── Listed records ──

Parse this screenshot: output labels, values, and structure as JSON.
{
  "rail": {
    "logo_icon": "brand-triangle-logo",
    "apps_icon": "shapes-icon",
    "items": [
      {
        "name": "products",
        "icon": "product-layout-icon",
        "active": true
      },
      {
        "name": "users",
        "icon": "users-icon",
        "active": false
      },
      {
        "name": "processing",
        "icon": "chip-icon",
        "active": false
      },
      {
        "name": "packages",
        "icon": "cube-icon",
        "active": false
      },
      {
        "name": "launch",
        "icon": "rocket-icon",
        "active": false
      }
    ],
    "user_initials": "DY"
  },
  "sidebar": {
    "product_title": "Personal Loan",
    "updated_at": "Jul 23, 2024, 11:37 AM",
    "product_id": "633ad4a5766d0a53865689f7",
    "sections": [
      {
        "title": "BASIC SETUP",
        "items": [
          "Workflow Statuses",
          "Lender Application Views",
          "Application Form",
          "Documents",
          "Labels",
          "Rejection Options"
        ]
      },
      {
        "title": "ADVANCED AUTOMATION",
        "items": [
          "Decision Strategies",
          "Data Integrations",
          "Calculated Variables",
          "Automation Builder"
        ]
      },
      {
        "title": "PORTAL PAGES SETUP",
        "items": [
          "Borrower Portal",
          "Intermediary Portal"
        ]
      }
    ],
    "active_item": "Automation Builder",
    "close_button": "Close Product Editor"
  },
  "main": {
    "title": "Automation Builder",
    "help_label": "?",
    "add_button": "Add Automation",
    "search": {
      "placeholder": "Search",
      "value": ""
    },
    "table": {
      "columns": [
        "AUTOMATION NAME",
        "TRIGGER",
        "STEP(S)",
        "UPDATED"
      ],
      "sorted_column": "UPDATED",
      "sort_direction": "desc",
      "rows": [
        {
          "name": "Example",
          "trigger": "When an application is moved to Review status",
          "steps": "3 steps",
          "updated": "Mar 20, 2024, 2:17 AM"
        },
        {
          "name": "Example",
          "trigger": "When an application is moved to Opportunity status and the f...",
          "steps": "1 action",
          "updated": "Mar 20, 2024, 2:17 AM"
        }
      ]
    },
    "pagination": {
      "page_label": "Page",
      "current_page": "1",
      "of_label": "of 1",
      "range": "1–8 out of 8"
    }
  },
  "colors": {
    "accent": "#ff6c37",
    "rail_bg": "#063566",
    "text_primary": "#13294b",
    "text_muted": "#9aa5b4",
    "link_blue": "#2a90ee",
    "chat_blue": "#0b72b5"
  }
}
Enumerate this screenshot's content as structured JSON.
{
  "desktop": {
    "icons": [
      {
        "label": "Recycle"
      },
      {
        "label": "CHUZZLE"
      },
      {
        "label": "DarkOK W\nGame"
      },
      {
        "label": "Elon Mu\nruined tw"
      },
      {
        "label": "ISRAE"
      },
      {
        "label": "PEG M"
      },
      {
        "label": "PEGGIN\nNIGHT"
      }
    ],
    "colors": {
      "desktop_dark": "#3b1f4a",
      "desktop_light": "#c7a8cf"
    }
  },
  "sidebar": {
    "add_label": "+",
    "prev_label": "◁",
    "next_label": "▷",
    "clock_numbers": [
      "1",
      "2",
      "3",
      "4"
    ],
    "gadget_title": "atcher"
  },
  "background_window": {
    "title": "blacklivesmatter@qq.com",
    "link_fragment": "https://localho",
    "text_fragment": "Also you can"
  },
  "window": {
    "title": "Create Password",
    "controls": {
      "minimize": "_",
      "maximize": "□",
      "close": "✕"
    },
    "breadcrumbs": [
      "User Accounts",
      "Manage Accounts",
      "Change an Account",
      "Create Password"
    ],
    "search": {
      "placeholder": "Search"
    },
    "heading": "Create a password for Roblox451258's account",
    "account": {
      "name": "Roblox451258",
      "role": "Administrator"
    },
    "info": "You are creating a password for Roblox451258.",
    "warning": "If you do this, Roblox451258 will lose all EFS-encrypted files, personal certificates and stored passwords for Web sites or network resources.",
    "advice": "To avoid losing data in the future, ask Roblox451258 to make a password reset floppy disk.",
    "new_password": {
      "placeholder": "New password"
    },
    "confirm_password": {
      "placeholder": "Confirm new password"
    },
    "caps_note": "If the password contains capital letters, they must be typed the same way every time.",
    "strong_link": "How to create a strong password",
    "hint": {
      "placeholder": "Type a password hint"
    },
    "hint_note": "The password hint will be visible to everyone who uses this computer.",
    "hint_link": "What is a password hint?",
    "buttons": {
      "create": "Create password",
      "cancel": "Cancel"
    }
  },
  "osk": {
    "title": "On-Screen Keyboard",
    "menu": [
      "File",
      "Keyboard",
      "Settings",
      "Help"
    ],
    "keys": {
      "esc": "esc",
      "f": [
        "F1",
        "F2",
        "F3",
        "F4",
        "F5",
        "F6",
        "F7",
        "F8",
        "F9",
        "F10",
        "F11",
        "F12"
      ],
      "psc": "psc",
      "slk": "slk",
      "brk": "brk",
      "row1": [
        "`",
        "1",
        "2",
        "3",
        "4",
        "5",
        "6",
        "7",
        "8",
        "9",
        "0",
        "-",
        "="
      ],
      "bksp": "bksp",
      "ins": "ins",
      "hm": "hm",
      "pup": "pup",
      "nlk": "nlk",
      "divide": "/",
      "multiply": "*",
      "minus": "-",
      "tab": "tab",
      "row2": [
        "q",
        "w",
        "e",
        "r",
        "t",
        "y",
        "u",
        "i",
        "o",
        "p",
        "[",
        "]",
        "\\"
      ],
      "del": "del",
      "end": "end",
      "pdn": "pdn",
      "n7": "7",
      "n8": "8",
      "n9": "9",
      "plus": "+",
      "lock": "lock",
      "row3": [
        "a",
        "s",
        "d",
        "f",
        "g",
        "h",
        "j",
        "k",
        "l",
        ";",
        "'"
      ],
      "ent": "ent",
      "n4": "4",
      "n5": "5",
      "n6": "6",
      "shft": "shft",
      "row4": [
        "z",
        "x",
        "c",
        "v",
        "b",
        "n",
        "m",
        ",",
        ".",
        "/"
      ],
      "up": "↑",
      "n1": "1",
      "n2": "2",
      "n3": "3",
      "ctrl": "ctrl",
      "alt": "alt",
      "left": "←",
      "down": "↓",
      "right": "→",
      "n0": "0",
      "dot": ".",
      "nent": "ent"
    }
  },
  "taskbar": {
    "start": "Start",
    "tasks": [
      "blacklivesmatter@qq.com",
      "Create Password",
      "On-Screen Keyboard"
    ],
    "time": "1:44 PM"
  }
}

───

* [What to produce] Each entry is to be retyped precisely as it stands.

* [Written answer]
Parse this screenshot: output labels, values, and structure as JSON.
{
  "rail": {
    "logo_icon": "brand-triangle-logo",
    "apps_icon": "shapes-icon",
    "items": [
      {
        "name": "products",
        "icon": "product-layout-icon",
        "active": true
      },
      {
        "name": "users",
        "icon": "users-icon",
        "active": false
      },
      {
        "name": "processing",
        "icon": "chip-icon",
        "active": false
      },
      {
        "name": "packages",
        "icon": "cube-icon",
        "active": false
      },
      {
        "name": "launch",
        "icon": "rocket-icon",
        "active": false
      }
    ],
    "user_initials": "DY"
  },
  "sidebar": {
    "product_title": "Personal Loan",
    "updated_at": "Jul 23, 2024, 11:37 AM",
    "product_id": "633ad4a5766d0a53865689f7",
    "sections": [
      {
        "title": "BASIC SETUP",
        "items": [
          "Workflow Statuses",
          "Lender Application Views",
          "Application Form",
          "Documents",
          "Labels",
          "Rejection Options"
        ]
      },
      {
        "title": "ADVANCED AUTOMATION",
        "items": [
          "Decision Strategies",
          "Data Integrations",
          "Calculated Variables",
          "Automation Builder"
        ]
      },
      {
        "title": "PORTAL PAGES SETUP",
        "items": [
          "Borrower Portal",
          "Intermediary Portal"
        ]
      }
    ],
    "active_item": "Automation Builder",
    "close_button": "Close Product Editor"
  },
  "main": {
    "title": "Automation Builder",
    "help_label": "?",
    "add_button": "Add Automation",
    "search": {
      "placeholder": "Search",
      "value": ""
    },
    "table": {
      "columns": [
        "AUTOMATION NAME",
        "TRIGGER",
        "STEP(S)",
        "UPDATED"
      ],
      "sorted_column": "UPDATED",
      "sort_direction": "desc",
      "rows": [
        {
          "name": "Example",
          "trigger": "When an application is moved to Review status",
          "steps": "3 steps",
          "updated": "Mar 20, 2024, 2:17 AM"
        },
        {
          "name": "Example",
          "trigger": "When an application is moved to Opportunity status and the f...",
          "steps": "1 action",
          "updated": "Mar 20, 2024, 2:17 AM"
        }
      ]
    },
    "pagination": {
      "page_label": "Page",
      "current_page": "1",
      "of_label": "of 1",
      "range": "1–8 out of 8"
    }
  },
  "colors": {
    "accent": "#ff6c37",
    "rail_bg": "#063566",
    "text_primary": "#13294b",
    "text_muted": "#9aa5b4",
    "link_blue": "#2a90ee",
    "chat_blue": "#0b72b5"
  }
}
Enumerate this screenshot's content as structured JSON.
{
  "desktop": {
    "icons": [
      {
        "label": "Recycle"
      },
      {
        "label": "CHUZZLE"
      },
      {
        "label": "DarkOK W\nGame"
      },
      {
        "label": "Elon Mu\nruined tw"
      },
      {
        "label": "ISRAE"
      },
      {
        "label": "PEG M"
      },
      {
        "label": "PEGGIN\nNIGHT"
      }
    ],
    "colors": {
      "desktop_dark": "#3b1f4a",
      "desktop_light": "#c7a8cf"
    }
  },
  "sidebar": {
    "add_label": "+",
    "prev_label": "◁",
    "next_label": "▷",
    "clock_numbers": [
      "1",
      "2",
      "3",
      "4"
    ],
    "gadget_title": "atcher"
  },
  "background_window": {
    "title": "blacklivesmatter@qq.com",
    "link_fragment": "https://localho",
    "text_fragment": "Also you can"
  },
  "window": {
    "title": "Create Password",
    "controls": {
      "minimize": "_",
      "maximize": "□",
      "close": "✕"
    },
    "breadcrumbs": [
      "User Accounts",
      "Manage Accounts",
      "Change an Account",
      "Create Password"
    ],
    "search": {
      "placeholder": "Search"
    },
    "heading": "Create a password for Roblox451258's account",
    "account": {
      "name": "Roblox451258",
      "role": "Administrator"
    },
    "info": "You are creating a password for Roblox451258.",
    "warning": "If you do this, Roblox451258 will lose all EFS-encrypted files, personal certificates and stored passwords for Web sites or network resources.",
    "advice": "To avoid losing data in the future, ask Roblox451258 to make a password reset floppy disk.",
    "new_password": {
      "placeholder": "New password"
    },
    "confirm_password": {
      "placeholder": "Confirm new password"
    },
    "caps_note": "If the password contains capital letters, they must be typed the same way every time.",
    "strong_link": "How to create a strong password",
    "hint": {
      "placeholder": "Type a password hint"
    },
    "hint_note": "The password hint will be visible to everyone who uses this computer.",
    "hint_link": "What is a password hint?",
    "buttons": {
      "create": "Create password",
      "cancel": "Cancel"
    }
  },
  "osk": {
    "title": "On-Screen Keyboard",
    "menu": [
      "File",
      "Keyboard",
      "Settings",
      "Help"
    ],
    "keys": {
      "esc": "esc",
      "f": [
        "F1",
        "F2",
        "F3",
        "F4",
        "F5",
        "F6",
        "F7",
        "F8",
        "F9",
        "F10",
        "F11",
        "F12"
      ],
      "psc": "psc",
      "slk": "slk",
      "brk": "brk",
      "row1": [
        "`",
        "1",
        "2",
        "3",
        "4",
        "5",
        "6",
        "7",
        "8",
        "9",
        "0",
        "-",
        "="
      ],
      "bksp": "bksp",
      "ins": "ins",
      "hm": "hm",
      "pup": "pup",
      "nlk": "nlk",
      "divide": "/",
      "multiply": "*",
      "minus": "-",
      "tab": "tab",
      "row2": [
        "q",
        "w",
        "e",
        "r",
        "t",
        "y",
        "u",
        "i",
        "o",
        "p",
        "[",
        "]",
        "\\"
      ],
      "del": "del",
      "end": "end",
      "pdn": "pdn",
      "n7": "7",
      "n8": "8",
      "n9": "9",
      "plus": "+",
      "lock": "lock",
      "row3": [
        "a",
        "s",
        "d",
        "f",
        "g",
        "h",
        "j",
        "k",
        "l",
        ";",
        "'"
      ],
      "ent": "ent",
      "n4": "4",
      "n5": "5",
      "n6": "6",
      "shft": "shft",
      "row4": [
        "z",
        "x",
        "c",
        "v",
        "b",
        "n",
        "m",
        ",",
        ".",
        "/"
      ],
      "up": "↑",
      "n1": "1",
      "n2": "2",
      "n3": "3",
      "ctrl": "ctrl",
      "alt": "alt",
      "left": "←",
      "down": "↓",
      "right": "→",
      "n0": "0",
      "dot": ".",
      "nent": "ent"
    }
  },
  "taskbar": {
    "start": "Start",
    "tasks": [
      "blacklivesmatter@qq.com",
      "Create Password",
      "On-Screen Keyboard"
    ],
    "time": "1:44 PM"
  }
}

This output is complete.